I purchased my Mac mini the day that Apple announced it — I mean the very first Mac mini Apple made — and I spent every last dollar I had on it at the time. I have used that Mac mini everyday since I purchased it and it’s only on its second hard drive. Suffice to say, I have gotten my value out of the machine.
For those that don’t know, my main Mac is the low end 64GB MacBook Air (last generation). It usually is enough for me. I have about 15GB of available space at any given time and, since I work mostly in plaintext files, I never feel like I’m running out of room. That said, there are times when I wish that, for a short term, I had a bit more. Sometimes I’m working on a project for a client that requires more room on a temporary basis while the project is active. Once complete, I archive it to my Drobo anyway. So, I really only need the space for a week or two.
The SanDisk Cruzer Fit (32GB in my case) is what I settled on to fill this need. It is a really, really, tiny USB drive. How tiny? Well, if you excuse my subpar iPhone photography:
It’s even hard to tell from this but it barely sticks out of the USB port. Just enough to grab it to take it out actually. A bit less than a quarter inch.
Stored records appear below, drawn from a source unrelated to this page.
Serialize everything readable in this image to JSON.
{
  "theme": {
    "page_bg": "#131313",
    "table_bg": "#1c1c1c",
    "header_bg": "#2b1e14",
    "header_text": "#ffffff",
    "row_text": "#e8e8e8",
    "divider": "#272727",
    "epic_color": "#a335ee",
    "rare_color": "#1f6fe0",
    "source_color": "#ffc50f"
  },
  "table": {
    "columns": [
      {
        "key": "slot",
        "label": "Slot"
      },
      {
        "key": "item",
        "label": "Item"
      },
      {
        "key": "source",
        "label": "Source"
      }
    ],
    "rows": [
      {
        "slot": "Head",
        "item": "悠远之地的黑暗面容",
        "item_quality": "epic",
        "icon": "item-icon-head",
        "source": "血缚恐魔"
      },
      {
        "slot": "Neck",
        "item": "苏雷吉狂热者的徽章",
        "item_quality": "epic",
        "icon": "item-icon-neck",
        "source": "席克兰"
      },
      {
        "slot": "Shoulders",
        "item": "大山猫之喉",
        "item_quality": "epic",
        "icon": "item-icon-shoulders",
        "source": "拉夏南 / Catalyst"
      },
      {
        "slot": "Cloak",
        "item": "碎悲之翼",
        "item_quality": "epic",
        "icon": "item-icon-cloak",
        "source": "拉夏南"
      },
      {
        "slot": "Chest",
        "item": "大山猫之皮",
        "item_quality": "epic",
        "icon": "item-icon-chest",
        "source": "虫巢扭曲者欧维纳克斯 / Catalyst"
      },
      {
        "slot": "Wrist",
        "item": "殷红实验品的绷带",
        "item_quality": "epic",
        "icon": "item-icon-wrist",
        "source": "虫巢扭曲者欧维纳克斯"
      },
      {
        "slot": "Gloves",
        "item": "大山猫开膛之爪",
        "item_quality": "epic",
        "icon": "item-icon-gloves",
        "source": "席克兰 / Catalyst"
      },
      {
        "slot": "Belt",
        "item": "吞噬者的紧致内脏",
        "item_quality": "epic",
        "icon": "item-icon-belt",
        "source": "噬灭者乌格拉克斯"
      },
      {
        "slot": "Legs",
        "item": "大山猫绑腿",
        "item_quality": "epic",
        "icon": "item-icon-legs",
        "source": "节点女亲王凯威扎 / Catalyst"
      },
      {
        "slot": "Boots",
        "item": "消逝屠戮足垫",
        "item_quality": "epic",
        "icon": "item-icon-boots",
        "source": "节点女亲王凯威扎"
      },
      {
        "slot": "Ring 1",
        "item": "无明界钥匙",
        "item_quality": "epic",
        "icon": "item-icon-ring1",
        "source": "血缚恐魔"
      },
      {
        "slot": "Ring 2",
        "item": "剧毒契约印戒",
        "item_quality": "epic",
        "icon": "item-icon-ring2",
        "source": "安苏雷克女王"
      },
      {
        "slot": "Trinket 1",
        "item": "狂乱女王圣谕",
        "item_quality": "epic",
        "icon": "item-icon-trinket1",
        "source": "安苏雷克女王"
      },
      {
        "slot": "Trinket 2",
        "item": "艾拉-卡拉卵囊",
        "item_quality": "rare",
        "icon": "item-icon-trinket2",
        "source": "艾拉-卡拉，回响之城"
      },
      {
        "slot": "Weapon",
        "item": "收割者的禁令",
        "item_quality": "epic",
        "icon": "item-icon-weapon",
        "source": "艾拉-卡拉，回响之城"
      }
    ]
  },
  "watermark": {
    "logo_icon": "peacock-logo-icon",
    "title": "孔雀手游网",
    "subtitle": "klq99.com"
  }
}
What this means is that I can just keep it in my Air. Unlike a regular style USB drive, there is little risk of it being broken off in a bag so I don’t have to remove it all the time. The speed is in line with what one would expect as well. I’m kind of spoiled by the Air’s SSD but I don’t notice any appreciable difference reading and writing to this drive and I would say that, of the USB drives I’ve had this seems to be the fastest.
So, if you are looking for a little drive you can just leave in a USB port for extended periods and barely notice it is there, this is the best I have found. Heck, I can think of another cool use — stick it into the back of your Airport Extreme and, with Back To My Mac enabled on it, create your own little personal “cloud” storage drive…